**Prompt:**
Answer with one number: the count of lines in the listing below that hold the word "bitstream".

**Data for review:**
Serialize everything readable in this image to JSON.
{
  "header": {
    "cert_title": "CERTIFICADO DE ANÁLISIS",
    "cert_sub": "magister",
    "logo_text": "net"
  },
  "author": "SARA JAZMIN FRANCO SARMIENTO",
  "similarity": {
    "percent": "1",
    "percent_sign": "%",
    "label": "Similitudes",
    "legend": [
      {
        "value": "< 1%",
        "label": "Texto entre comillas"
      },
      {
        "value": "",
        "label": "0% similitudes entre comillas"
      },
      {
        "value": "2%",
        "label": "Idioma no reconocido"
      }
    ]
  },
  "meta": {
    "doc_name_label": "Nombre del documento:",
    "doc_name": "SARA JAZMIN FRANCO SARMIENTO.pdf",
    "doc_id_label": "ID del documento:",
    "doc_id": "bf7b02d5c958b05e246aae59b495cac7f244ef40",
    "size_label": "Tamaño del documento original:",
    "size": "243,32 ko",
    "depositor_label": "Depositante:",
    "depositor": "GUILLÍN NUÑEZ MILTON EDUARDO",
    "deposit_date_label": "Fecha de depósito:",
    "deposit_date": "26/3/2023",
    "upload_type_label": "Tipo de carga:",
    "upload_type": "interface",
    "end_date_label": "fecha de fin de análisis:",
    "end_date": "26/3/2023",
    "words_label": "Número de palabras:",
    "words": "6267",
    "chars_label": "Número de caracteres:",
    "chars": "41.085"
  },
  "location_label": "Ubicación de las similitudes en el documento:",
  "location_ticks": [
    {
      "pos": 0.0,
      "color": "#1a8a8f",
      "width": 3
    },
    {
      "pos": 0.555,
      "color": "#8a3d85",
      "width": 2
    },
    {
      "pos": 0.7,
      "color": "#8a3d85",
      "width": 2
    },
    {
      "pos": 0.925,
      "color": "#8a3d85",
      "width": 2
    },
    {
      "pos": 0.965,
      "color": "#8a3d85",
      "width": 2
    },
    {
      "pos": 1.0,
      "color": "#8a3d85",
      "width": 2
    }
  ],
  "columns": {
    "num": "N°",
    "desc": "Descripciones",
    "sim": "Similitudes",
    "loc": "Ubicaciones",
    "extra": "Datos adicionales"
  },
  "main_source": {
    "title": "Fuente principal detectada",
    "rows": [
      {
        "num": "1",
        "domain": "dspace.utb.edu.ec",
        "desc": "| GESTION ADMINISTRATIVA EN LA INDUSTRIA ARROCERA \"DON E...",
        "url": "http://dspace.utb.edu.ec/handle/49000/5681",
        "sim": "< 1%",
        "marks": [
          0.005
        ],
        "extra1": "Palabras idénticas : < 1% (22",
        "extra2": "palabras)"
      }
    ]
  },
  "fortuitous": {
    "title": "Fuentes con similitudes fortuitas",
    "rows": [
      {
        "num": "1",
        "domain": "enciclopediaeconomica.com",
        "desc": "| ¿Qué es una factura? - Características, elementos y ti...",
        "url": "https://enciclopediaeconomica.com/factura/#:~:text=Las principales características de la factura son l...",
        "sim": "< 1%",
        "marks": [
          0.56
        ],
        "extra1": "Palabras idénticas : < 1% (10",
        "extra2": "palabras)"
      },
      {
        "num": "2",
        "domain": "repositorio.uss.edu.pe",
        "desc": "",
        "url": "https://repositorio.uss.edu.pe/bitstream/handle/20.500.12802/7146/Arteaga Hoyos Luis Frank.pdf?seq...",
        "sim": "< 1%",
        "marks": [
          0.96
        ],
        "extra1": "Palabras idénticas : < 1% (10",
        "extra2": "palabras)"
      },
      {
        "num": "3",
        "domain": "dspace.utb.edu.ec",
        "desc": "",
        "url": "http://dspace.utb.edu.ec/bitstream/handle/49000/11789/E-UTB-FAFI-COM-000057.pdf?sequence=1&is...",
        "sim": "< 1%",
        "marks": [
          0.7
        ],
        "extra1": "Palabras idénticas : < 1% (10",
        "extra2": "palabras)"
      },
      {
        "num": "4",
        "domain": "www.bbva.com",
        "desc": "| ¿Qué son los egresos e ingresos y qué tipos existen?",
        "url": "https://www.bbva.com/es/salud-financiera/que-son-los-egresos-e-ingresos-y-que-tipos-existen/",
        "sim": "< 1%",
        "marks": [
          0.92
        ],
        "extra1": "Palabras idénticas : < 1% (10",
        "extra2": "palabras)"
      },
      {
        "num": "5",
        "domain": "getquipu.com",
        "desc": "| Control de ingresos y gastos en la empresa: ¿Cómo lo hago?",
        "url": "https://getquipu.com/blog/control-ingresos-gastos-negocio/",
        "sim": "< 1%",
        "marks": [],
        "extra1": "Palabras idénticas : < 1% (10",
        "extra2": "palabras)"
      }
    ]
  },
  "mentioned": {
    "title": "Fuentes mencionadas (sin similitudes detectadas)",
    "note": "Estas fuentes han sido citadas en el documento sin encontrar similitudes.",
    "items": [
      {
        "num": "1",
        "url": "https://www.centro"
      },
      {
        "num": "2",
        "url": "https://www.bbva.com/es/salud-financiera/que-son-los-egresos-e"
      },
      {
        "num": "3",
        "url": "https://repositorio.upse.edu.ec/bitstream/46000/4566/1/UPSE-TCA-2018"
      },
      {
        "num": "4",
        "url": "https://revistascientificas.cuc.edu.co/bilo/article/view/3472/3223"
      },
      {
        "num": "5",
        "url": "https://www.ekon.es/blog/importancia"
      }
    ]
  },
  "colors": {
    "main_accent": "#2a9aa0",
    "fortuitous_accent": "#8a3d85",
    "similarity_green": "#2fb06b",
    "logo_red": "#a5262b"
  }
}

**Completed exercise:**
3